What would our response be if such an attack took place, and we could identify the base location of the attackers? Would we launch an invasion of the suspected country, as the Bush administration did in Afghanistan? What would we do if faced with the impending nuclearization of a country such as Iran? What would we do about nuclear weapons already existing in countries around the world? North Korea? China? Pakistan? Israel? France and England? The United States? Ask everyone to throw them in the ocean? Or let everyone keep them in place in the old mutually-assured deterrence scheme?
And the larger question: what is the best balance between America’s economic and military policy in order to keep us relatively prosperous and relatively safe? Can we do that while bringing the rest of the world up with us? Is that the best defense policy and, if so, how do we suggest it would be managed in the real world, while keeping at bay those people who are still pissed with us about how we managed the world in the old days?
We often hear it said, these days, that U.S. military forces are being stretched thin by the war in Iraq. Mr. Murtha uses the term “overstretched” in a column which included his recent letter to President Bush. But when Mr. Murtha uses such a term, he has specific numbers in mind, which is why people listen to him when he gives opinions.
How many divisions the country must keep on hand in order to fight a two-front war, for example. How long would it take to redeploy troops stationed in the European theater to an African or Asian or Middle Eastern battleground, and how many carriers would it take to redeploy them.
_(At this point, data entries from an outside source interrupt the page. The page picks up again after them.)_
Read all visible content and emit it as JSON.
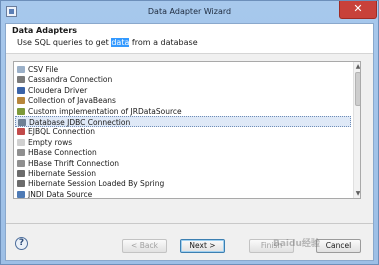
{
  "window": {
    "title": "Data Adapter Wizard",
    "close_glyph": "✕"
  },
  "header": {
    "title": "Data Adapters",
    "desc_before": "Use SQL queries to get ",
    "desc_highlight": "data",
    "desc_after": " from a database"
  },
  "list": {
    "items": [
      {
        "label": "CSV File",
        "icon": "csv-icon",
        "color": "#9bb0c8"
      },
      {
        "label": "Cassandra Connection",
        "icon": "cassandra-icon",
        "color": "#7a7a7a"
      },
      {
        "label": "Cloudera Driver",
        "icon": "cloudera-icon",
        "color": "#3a63a8"
      },
      {
        "label": "Collection of JavaBeans",
        "icon": "javabeans-icon",
        "color": "#b8863b"
      },
      {
        "label": "Custom implementation of JRDataSource",
        "icon": "custom-datasource-icon",
        "color": "#7d9a3a"
      },
      {
        "label": "Database JDBC Connection",
        "icon": "database-icon",
        "color": "#6d7f94"
      },
      {
        "label": "EJBQL Connection",
        "icon": "ejbql-icon",
        "color": "#c24a4a"
      },
      {
        "label": "Empty rows",
        "icon": "empty-rows-icon",
        "color": "#d0d0d0"
      },
      {
        "label": "HBase Connection",
        "icon": "hbase-icon",
        "color": "#8f8f8f"
      },
      {
        "label": "HBase Thrift Connection",
        "icon": "hbase-thrift-icon",
        "color": "#8f8f8f"
      },
      {
        "label": "Hibernate Session",
        "icon": "hibernate-icon",
        "color": "#6b6b6b"
      },
      {
        "label": "Hibernate Session Loaded By Spring",
        "icon": "hibernate-spring-icon",
        "color": "#6b6b6b"
      },
      {
        "label": "JNDI Data Source",
        "icon": "jndi-icon",
        "color": "#4e7ab5"
      }
    ],
    "selected_index": 5
  },
  "footer": {
    "help_glyph": "?",
    "back_label": "< Back",
    "next_label": "Next >",
    "finish_label": "Finish",
    "cancel_label": "Cancel"
  },
  "watermark": "Baidu经验"
}
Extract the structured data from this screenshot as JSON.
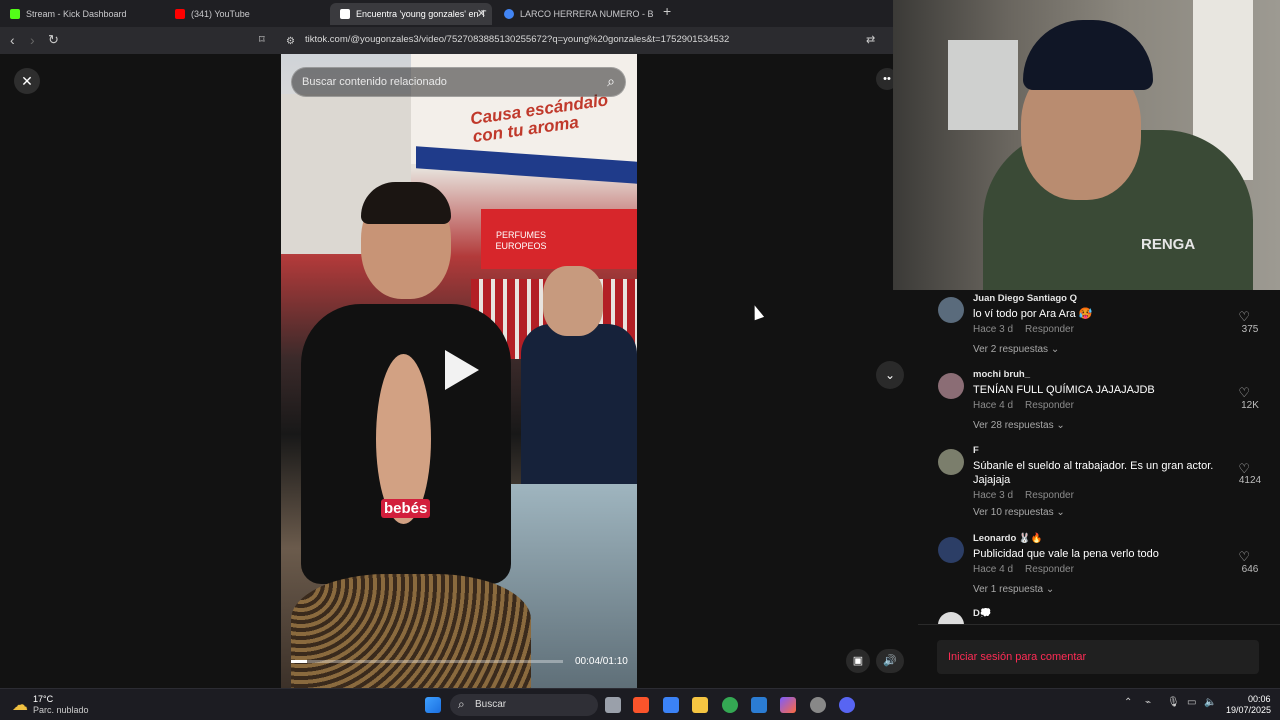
{
  "browser": {
    "tabs": [
      {
        "label": "Stream - Kick Dashboard",
        "color": "#53fc18"
      },
      {
        "label": "(341) YouTube",
        "color": "#ff0000"
      },
      {
        "label": "Encuentra 'young gonzales' en T",
        "color": "#ffffff"
      },
      {
        "label": "LARCO HERRERA NUMERO - Buscar",
        "color": "#4285f4"
      }
    ],
    "new_tab": "+",
    "url": "tiktok.com/@yougonzales3/video/7527083885130255672?q=young%20gonzales&t=1752901534532"
  },
  "player": {
    "close": "✕",
    "search_placeholder": "Buscar contenido relacionado",
    "caption": "bebés",
    "sign_text": "Causa escándalo con tu aroma",
    "store_text": "PERFUMES EUROPEOS",
    "time": "00:04/01:10",
    "progress": 0.057
  },
  "comments": [
    {
      "user": "Juan Diego Santiago Q",
      "text": "lo ví todo por Ara Ara 🥵",
      "age": "Hace 3 d",
      "reply": "Responder",
      "likes": "375",
      "replies": "Ver 2 respuestas"
    },
    {
      "user": "mochi bruh_",
      "text": "TENÍAN FULL QUÍMICA JAJAJAJDB",
      "age": "Hace 4 d",
      "reply": "Responder",
      "likes": "12K",
      "replies": "Ver 28 respuestas"
    },
    {
      "user": "F",
      "text": "Súbanle el sueldo al trabajador. Es un gran actor. Jajajaja",
      "age": "Hace 3 d",
      "reply": "Responder",
      "likes": "4124",
      "replies": "Ver 10 respuestas"
    },
    {
      "user": "Leonardo 🐰🔥",
      "text": "Publicidad que vale la pena verlo todo",
      "age": "Hace 4 d",
      "reply": "Responder",
      "likes": "646",
      "replies": "Ver 1 respuesta"
    },
    {
      "user": "D💭",
      "text": "",
      "age": "",
      "reply": "",
      "likes": "",
      "replies": ""
    }
  ],
  "login_prompt": "Iniciar sesión para comentar",
  "taskbar": {
    "weather_temp": "17°C",
    "weather_desc": "Parc. nublado",
    "search_label": "Buscar",
    "time": "00:06",
    "date": "19/07/2025"
  },
  "webcam": {
    "shirt_text": "RENGA"
  }
}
How long should the average soldier/sailor’s term be in combat conditions before they are cycled out for rest and refitting. How long should they stay out before being sent back in to battle. How many times should they go into battle. Before you can even enter that discussion, you have to start with simpler questions. How many carriers are in a battle group? How many soldiers are in a division? A company? A squad? I don’t have any idea. And I suspect, neither do most of my progressive friends.
Until more of us do, progressives are going to be mostly on the sidelines during the coming debates over United States defense policy, forcing the issue, certainly, but never being able to define it. The real redeployment needed here is for progressives to get into the study of national defense. And quickly.?